Bowling for Columbine (2002)
An informative, but flawed documentary.
As someone who is very libertarian about gun control, I thought I would hate this film. I'm not sure entirely what I think of it. At times I enjoyed it and at other times, I thought Moore was dead wrong. At times, Moore goes a bit off the point. For example, he starts talking about Africanized Bees. Why? From the looks of it, to make the movie longer, I guess. Sorry, but Africanzied Bees have nothing to do with gun control.
I think the most important message is that the news media is probably one of the organizations that deserves the most blame. We're told that there's all kinds of dangerous people in our own neighborhoods ready to kill other people. Kids aren't safe in schools. Airplanes are full of terrorist. Sex offenders are probably living next door and ready to kidnap your children. People who listen to what the media and government tells them are probably scared out of their minds. The fact is that despite the high murder rate in the US, we are a very safe group of people. We can never be 100% safe, but most of us will never be the victims of violent crimes. I only know one murder victim in my entire life and she wasn't killed by a gun (she was run over with a car).
I found the interview with the Lockheed Martin guy interesting and the subsequent footage of US foreign policy at work very informative. The US has been a violent aggressor for over 100 years, dating back to such idiocy as the World War I and the Spanish-American War. I think there's a point to be made that such a cavalier attitude towards other people around the world and their governments may lead to children and American citizens picking up that attitude here at home.
Also there was this huge segment towards the end where he got on his soap box about the welfare to work program. He went around blaming Dick Clark for this girls' death because his restaurant employed the woman whose Son shot the girl at school. But there was no blame on the uncle who left the gun laying around for a six year old to pick up. I believe that Moore should have gone after this guy and asked him why he let his gun fall in to the hands of a six year old. But I suppose blaming the evil capitalist makes for better movie making than blaming an extremely irresponsible uncle...
There are two things I found completely inexcusable for any "documentary" filmmaker. One is that stupid cartoon during the movie which tried to link up the KKK and the NRA. The NRA was started in upstate New York by former Union soldiers after the Civil War, two of the first NRA presidents were Union General Burnside and General Grant. During Grant's presidential administration, he worked vigorously to destroy the KKK under the Civil Rights Act of 1871. This idea that the KKK and the NRA are one in the same is an insult to anyone with a hint of historical knowledge. But don't let history get in the way of a funny cartoon, right?
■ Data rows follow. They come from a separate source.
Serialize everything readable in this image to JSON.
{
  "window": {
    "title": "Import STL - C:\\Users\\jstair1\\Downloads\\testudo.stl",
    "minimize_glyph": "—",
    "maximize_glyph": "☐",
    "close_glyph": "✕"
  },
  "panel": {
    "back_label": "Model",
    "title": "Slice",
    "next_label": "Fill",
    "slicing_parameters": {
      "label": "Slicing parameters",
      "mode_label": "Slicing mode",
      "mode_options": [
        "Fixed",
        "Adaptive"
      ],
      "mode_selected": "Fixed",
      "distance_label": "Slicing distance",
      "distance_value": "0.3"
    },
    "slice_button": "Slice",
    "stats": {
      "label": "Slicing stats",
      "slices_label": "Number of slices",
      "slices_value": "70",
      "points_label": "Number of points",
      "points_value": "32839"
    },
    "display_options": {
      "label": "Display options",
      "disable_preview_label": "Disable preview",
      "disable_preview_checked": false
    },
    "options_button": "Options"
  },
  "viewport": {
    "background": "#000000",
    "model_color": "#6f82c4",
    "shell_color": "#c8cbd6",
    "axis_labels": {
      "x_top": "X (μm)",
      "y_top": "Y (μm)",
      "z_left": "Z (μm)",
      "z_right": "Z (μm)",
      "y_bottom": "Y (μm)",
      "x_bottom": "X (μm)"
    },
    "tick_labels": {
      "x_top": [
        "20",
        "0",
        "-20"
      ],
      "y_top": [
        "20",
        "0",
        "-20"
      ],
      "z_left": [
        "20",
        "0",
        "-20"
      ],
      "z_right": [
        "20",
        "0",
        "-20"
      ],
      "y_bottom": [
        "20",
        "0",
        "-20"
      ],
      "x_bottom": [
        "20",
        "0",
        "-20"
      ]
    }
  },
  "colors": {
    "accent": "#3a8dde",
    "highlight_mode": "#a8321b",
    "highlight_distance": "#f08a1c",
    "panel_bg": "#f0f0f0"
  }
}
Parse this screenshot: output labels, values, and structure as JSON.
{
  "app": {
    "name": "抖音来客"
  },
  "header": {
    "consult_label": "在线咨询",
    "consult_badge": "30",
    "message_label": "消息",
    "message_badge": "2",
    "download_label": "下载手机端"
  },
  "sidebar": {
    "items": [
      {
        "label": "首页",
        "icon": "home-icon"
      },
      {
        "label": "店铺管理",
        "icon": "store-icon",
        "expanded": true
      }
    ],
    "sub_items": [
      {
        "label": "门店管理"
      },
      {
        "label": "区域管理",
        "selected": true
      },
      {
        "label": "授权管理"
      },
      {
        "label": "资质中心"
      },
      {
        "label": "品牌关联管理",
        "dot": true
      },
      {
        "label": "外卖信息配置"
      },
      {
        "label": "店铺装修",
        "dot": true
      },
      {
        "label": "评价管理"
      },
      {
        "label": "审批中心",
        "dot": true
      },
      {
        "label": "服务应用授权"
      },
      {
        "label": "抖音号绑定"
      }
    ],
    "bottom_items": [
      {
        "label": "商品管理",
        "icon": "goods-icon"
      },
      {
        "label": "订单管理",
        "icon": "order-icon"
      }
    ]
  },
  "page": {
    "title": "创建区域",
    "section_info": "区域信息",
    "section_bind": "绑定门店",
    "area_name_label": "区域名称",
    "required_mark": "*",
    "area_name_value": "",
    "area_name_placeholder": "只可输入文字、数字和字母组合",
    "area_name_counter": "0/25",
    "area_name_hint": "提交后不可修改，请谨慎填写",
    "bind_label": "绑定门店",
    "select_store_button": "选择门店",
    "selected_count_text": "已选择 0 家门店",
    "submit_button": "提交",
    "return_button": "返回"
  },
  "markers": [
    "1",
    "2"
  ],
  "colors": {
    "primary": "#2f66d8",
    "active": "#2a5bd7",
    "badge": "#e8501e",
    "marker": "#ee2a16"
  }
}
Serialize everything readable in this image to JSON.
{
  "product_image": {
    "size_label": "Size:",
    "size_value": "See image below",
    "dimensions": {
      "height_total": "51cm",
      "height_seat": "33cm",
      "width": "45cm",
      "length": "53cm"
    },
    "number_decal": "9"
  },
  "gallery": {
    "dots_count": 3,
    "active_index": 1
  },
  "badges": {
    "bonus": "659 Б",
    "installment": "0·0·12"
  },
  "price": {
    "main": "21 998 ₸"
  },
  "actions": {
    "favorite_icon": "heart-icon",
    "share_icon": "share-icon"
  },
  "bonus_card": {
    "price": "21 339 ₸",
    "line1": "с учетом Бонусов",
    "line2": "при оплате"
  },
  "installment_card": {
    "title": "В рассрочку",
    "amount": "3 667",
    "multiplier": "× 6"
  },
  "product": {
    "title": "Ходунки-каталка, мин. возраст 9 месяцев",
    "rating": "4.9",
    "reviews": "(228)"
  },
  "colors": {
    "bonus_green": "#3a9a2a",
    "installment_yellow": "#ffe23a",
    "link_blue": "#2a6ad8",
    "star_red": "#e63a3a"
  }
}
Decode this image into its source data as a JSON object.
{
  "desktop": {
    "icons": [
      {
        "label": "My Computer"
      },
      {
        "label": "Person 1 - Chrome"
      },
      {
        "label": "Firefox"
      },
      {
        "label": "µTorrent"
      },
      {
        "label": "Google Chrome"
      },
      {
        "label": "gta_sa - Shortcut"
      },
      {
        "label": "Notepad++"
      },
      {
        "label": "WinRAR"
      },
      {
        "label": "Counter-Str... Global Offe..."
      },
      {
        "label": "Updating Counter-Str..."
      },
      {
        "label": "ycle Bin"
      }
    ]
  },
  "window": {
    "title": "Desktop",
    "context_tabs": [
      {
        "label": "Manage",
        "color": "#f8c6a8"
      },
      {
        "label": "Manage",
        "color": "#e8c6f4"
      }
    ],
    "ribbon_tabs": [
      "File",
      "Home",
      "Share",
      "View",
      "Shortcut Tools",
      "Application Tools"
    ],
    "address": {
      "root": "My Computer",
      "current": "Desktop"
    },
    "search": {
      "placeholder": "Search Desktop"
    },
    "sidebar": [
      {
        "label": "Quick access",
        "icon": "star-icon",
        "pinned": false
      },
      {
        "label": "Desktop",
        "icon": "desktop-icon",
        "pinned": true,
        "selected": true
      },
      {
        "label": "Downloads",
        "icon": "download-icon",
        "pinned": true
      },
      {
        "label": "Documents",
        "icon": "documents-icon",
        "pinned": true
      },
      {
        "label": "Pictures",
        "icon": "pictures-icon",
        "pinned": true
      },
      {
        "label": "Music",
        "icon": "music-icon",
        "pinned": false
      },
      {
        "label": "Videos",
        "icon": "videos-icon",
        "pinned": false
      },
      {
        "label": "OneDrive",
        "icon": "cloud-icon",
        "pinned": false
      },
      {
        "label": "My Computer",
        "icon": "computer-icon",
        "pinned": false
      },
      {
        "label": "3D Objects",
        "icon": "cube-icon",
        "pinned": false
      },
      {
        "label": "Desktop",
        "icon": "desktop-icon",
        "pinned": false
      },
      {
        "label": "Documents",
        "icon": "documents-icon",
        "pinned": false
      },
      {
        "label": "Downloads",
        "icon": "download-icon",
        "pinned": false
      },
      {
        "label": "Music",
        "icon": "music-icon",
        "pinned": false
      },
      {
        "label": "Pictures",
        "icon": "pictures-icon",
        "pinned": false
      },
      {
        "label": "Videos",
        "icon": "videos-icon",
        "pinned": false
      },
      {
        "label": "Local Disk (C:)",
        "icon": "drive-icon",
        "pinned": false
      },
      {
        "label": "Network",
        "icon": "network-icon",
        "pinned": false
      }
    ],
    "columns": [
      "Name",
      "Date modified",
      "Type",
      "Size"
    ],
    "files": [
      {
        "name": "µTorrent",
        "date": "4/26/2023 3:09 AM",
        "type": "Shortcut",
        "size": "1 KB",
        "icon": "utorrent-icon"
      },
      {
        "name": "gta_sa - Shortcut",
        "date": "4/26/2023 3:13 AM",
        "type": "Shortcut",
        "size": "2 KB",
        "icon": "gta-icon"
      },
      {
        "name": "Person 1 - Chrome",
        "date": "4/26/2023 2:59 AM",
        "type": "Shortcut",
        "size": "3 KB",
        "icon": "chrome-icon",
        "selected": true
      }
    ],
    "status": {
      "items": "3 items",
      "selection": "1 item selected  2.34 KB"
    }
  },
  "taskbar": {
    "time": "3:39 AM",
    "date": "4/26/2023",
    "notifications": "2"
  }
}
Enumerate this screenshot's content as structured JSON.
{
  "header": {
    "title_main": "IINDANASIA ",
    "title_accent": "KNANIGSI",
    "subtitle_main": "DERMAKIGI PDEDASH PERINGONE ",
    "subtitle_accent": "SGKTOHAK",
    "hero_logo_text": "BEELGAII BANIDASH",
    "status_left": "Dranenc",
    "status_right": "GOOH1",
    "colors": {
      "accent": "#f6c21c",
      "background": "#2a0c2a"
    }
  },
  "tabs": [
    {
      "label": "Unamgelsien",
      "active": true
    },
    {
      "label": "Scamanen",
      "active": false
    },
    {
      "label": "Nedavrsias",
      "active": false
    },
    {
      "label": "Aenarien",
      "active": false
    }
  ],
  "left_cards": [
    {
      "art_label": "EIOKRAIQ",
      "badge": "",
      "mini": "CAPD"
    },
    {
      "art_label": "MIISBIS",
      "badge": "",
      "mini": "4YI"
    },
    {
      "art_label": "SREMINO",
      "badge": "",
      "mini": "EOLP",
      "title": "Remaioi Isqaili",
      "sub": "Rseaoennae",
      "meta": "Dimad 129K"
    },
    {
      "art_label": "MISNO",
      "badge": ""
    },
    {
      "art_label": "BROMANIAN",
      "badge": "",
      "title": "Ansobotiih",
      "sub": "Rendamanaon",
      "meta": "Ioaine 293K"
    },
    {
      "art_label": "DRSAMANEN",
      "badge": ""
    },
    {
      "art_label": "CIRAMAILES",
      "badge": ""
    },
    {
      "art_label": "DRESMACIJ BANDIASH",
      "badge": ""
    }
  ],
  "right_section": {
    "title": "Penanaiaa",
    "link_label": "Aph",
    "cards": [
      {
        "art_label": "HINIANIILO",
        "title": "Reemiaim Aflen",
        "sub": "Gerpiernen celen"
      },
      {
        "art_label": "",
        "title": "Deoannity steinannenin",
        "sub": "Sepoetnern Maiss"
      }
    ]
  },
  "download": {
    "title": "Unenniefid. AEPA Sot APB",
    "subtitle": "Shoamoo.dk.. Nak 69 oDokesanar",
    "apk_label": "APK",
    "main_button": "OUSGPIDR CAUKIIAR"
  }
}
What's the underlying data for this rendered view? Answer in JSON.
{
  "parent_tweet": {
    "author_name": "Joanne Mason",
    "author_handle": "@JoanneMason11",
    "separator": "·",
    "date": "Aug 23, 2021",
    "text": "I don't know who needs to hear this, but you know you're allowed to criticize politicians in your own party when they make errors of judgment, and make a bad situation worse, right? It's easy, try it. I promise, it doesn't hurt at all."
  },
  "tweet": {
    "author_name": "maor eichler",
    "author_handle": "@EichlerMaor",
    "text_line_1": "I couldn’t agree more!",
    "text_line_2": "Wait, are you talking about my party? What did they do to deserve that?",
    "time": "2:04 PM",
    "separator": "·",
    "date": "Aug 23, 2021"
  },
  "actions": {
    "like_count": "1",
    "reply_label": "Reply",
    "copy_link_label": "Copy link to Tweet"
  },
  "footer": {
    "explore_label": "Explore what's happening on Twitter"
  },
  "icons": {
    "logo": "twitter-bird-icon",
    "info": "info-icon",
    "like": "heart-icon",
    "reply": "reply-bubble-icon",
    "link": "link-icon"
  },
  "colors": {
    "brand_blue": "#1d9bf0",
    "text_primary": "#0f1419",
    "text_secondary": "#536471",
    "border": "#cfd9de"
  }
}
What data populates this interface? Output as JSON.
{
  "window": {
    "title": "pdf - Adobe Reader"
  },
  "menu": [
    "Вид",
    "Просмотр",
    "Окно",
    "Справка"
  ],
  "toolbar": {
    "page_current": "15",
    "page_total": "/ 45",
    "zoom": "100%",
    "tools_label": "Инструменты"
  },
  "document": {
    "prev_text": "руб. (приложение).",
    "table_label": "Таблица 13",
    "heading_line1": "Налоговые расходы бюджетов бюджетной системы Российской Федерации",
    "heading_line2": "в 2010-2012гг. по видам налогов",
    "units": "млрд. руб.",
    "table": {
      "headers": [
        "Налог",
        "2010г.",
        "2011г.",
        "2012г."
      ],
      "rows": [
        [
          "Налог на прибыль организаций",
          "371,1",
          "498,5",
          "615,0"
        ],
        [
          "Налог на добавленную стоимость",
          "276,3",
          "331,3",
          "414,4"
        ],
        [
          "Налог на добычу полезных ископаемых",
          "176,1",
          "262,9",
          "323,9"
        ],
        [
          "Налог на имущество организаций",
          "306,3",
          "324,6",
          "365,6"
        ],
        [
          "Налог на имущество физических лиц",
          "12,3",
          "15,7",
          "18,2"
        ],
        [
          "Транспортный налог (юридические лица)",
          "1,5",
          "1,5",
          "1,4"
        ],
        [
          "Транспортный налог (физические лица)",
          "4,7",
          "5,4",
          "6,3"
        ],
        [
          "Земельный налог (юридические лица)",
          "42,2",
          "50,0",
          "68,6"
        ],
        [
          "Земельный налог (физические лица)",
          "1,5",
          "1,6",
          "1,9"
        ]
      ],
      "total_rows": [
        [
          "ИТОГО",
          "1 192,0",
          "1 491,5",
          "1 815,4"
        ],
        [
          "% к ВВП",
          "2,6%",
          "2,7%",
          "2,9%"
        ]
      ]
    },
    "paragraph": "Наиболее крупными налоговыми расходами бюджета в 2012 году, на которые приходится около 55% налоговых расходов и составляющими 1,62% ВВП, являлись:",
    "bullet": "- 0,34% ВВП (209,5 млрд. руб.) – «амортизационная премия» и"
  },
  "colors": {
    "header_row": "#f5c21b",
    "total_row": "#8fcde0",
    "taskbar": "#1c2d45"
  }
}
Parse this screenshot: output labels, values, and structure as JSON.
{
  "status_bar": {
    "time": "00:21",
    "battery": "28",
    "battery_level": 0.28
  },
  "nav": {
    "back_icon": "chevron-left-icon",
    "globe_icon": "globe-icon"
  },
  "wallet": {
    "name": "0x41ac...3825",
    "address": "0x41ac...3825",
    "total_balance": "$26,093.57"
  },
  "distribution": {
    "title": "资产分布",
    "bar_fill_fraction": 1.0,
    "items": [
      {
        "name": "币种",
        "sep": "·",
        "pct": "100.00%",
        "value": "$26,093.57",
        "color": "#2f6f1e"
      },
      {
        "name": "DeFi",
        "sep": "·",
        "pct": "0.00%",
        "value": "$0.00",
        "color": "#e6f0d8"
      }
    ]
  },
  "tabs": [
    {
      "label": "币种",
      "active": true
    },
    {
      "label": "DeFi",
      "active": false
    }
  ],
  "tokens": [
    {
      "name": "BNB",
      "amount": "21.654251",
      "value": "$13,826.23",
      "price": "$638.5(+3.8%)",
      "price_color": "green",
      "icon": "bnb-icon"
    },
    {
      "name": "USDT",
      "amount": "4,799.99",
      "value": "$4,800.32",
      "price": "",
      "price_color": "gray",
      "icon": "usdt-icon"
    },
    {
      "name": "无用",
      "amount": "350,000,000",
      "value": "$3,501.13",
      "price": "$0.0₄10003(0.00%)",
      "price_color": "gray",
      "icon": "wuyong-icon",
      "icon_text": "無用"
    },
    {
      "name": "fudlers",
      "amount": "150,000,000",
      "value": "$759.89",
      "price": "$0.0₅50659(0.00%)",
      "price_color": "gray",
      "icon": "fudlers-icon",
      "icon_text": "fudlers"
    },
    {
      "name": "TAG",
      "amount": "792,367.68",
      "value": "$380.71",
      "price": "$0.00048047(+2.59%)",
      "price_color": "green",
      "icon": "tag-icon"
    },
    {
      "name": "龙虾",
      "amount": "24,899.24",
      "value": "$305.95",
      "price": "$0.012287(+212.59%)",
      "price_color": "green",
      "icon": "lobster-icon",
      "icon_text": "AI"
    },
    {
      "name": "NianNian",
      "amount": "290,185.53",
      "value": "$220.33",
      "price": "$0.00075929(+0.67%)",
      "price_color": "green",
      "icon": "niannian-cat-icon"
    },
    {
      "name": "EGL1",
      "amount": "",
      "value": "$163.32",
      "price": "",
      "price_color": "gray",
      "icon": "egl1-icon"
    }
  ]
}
Next up is the way Moore cut footage of Charlton Heston during the Denver NRA speech. I saw the entire speech, unedited and it was no way near as vitriolic and hateful as Moore presented in his movie. I can understand not having enough time to put the entire speech in to the movie, but at least try to be honest. Don't edit the footage of a dying man to make him sound like a nut...
Overall, this movie is right about half the time, which isn't half bad. Moore clearly tried to make an objective film about the nature of the gun control debate and succeeded for the most part. I say, 5 out of 10 because it's not without it's flaws...